The first presidential debate is on September 26th at Hofstra University, in Hempstead, NY, and I cannot wait! I am sure the Hillary campaign is excited as well.
Debate prep is an art. Candidates prep for weeks, sometimes months for these debates, and they are not to be taken lightly. But, that is just what Donald Trump is doing.
Trump basically feels that he won all the primary debates by being himself, and doing the same in the general election debates should yield the same result. Makes a little sense, right?
Presidential debates, unlike primary debates against a half-dozen opponents, are long and intricate affairs, with the debaters expected to have a deep understanding of policy minutiae. Trump does not have that.
Trump campaign staffers have put together briefing books, The Washington Post reports, but the candidate has hardly looked at them. “I believe you can prep too much for those things,” Trump recently told The New York Times, suggesting that reviewing policy or conducting mock debates might jeopardize his blustery authenticity. “It can be dangerous. You can sound scripted or phony—like you’re trying to be someone you’re not.”

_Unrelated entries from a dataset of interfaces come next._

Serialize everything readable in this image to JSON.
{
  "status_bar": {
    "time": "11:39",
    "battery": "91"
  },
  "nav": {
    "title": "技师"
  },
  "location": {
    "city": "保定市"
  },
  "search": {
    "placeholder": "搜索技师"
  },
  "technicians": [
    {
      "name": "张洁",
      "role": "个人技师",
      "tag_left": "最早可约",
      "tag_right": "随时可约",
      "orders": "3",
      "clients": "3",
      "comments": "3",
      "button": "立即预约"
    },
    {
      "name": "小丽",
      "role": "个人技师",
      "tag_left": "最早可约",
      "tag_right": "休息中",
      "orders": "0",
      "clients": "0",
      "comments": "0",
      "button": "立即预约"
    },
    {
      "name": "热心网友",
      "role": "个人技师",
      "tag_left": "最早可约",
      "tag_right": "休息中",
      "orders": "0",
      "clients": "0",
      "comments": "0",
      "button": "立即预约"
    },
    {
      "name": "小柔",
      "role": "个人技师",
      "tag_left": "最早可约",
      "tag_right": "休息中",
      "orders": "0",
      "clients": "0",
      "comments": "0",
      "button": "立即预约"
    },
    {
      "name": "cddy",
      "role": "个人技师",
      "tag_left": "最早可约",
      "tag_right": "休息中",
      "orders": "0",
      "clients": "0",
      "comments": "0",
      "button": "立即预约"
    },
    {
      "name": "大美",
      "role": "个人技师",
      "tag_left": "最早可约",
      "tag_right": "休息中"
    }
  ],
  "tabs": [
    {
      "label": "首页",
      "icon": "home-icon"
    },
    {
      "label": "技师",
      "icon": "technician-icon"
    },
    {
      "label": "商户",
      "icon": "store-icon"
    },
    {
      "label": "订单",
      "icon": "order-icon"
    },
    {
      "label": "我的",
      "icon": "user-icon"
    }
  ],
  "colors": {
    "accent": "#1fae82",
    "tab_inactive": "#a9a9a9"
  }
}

Instead of prepping the traditional way, Trump has spent his time working on one-line zingers with allies like former Fox executive Roger Ailes—who helped Ronald Reagan come up with his own legendary debate one-liners—and former New York mayor Rudy Giuliani. Trump and friends reportedly gathered for the Sunday joke-writing sessions over bacon cheeseburgers and hot dogs at Trump’s New Jersey golf course.
Hillary Clinton on the other hand, doesn’t plan on losing these debates. She is reportedly taking a characteristically multi-disciplinary approach to preparing for their three debates (there is also one vice-presidential debate), pouring over policy briefings, consulting experts in psychology about her opponent’s state of mind, and grilling his former ghostwriter for firsthand knowledge about his temperament.
You know that going into these debates Hillary will be like: